• Page and application data records
==========

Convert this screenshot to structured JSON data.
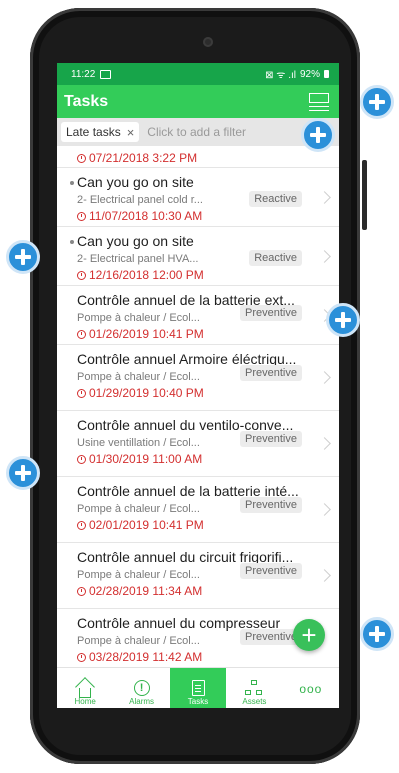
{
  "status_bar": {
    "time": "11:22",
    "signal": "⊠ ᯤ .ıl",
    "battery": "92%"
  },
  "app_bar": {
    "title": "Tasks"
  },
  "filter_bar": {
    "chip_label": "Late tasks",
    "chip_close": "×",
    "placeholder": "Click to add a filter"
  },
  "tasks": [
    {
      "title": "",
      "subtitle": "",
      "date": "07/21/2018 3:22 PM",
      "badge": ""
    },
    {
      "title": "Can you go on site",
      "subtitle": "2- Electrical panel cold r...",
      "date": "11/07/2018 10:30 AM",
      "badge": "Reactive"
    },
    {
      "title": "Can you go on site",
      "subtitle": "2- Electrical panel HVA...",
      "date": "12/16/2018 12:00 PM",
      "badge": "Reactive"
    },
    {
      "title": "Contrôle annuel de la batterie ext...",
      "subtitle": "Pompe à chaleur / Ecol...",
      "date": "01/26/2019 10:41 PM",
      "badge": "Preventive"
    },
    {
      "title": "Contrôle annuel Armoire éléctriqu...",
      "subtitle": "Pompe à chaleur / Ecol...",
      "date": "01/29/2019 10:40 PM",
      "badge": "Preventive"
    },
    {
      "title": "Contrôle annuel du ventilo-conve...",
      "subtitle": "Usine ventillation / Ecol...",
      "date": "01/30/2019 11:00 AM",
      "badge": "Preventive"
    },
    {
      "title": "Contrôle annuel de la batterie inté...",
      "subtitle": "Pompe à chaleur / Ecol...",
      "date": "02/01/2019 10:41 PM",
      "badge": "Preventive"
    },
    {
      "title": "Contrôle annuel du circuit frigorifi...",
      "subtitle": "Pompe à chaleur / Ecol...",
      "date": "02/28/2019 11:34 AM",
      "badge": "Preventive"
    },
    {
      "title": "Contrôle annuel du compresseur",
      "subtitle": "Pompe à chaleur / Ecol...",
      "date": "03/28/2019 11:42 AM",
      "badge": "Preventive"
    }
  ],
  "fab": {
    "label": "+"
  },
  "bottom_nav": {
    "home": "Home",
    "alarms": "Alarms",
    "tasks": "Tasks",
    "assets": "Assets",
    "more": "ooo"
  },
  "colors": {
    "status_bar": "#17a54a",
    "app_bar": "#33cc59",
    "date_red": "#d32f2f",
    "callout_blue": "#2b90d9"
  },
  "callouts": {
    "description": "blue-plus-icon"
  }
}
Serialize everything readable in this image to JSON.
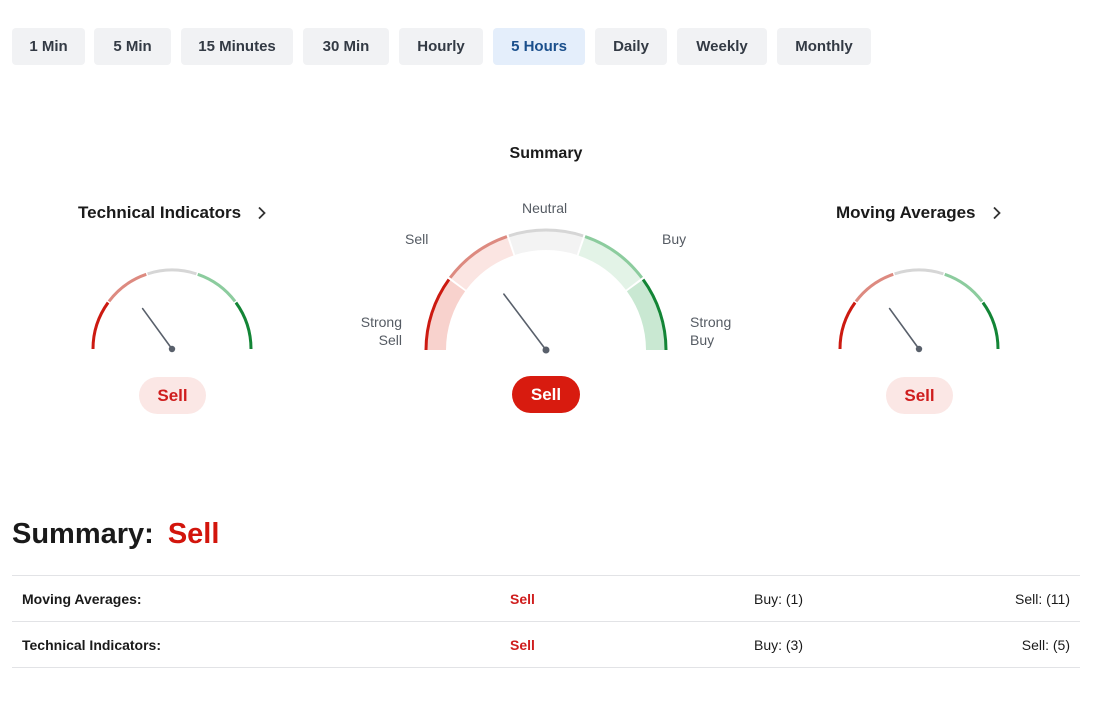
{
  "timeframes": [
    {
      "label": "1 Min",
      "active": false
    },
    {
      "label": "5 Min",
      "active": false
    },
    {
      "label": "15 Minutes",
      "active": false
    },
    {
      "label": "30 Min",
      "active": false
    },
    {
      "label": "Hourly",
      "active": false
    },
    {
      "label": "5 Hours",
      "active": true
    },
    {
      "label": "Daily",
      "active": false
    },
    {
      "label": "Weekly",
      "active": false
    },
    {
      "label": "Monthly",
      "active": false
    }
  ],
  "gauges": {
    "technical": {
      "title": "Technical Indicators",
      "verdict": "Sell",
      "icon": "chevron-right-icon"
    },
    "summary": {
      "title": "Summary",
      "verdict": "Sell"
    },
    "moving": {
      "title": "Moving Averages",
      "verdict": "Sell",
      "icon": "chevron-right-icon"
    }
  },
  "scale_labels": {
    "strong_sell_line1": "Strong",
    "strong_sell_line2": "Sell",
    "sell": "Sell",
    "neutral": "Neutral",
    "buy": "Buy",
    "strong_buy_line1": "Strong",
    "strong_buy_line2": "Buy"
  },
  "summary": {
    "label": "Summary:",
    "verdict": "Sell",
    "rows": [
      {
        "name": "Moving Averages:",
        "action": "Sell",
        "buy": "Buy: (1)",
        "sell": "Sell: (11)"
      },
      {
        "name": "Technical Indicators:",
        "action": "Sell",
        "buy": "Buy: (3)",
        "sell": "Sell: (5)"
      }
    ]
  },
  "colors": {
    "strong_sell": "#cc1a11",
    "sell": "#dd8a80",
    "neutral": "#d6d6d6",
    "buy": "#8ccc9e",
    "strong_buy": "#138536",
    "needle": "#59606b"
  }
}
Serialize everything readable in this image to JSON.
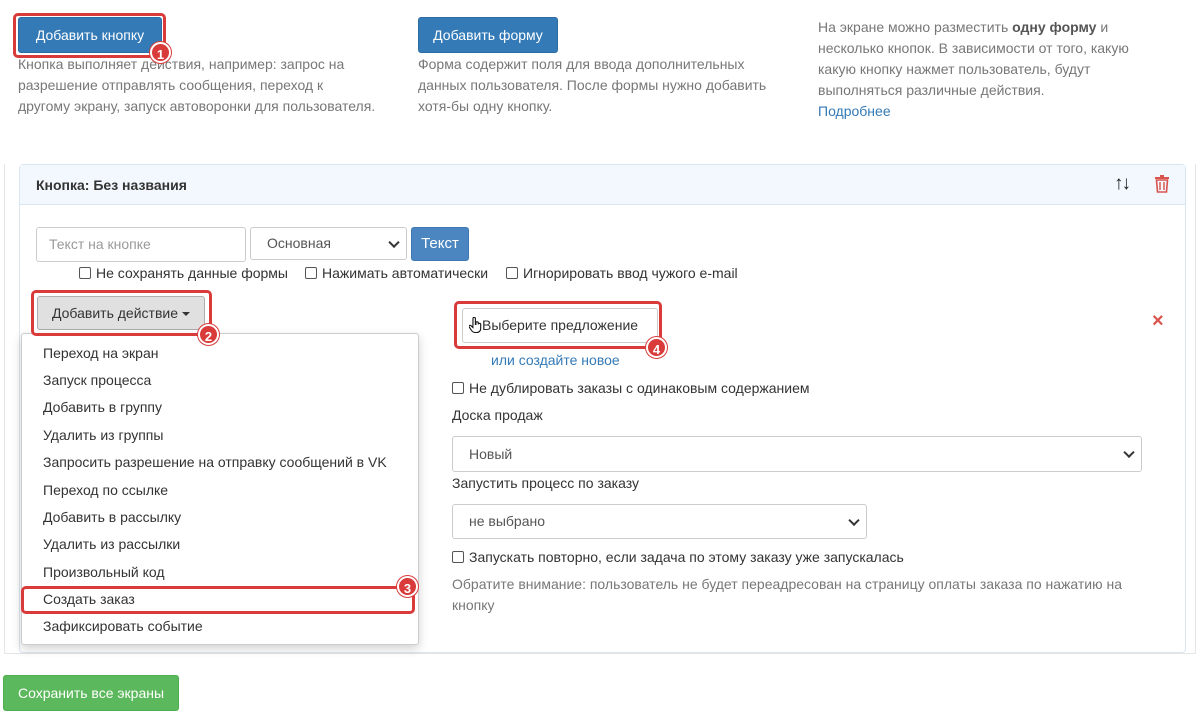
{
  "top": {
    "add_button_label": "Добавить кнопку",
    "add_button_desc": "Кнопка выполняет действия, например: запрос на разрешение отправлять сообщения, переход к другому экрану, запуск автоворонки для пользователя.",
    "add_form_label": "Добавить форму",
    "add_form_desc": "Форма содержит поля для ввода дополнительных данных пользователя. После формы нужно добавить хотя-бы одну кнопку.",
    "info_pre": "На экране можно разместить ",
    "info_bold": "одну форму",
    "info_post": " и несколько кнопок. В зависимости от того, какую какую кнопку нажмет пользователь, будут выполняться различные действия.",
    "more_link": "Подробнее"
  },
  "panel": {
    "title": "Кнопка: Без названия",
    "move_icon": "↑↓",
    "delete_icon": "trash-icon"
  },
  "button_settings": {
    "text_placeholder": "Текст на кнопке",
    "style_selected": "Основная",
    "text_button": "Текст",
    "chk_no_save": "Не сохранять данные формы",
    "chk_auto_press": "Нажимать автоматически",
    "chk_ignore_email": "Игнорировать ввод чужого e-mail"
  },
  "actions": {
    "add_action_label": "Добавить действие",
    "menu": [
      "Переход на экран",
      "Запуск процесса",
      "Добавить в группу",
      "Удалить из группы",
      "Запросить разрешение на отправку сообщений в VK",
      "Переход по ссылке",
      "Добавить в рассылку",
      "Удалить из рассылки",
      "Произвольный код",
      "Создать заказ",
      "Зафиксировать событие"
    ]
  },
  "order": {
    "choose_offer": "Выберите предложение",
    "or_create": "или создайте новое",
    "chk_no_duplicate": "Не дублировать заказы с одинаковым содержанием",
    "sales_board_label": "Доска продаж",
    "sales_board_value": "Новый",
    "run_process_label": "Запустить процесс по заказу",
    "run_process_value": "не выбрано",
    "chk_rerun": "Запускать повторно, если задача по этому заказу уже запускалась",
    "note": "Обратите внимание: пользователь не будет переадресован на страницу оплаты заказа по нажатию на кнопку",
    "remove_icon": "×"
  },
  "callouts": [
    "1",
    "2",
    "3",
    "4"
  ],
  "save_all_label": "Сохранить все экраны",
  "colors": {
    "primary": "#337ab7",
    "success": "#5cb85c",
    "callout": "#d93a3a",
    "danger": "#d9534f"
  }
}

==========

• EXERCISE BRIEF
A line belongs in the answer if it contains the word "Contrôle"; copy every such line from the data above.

• PROBLEM SOLUTION
      "title": "Contrôle annuel de la batterie ext...",
      "title": "Contrôle annuel Armoire éléctriqu...",
      "title": "Contrôle annuel du ventilo-conve...",
      "title": "Contrôle annuel de la batterie inté...",
      "title": "Contrôle annuel du circuit frigorifi...",
      "title": "Contrôle annuel du compresseur",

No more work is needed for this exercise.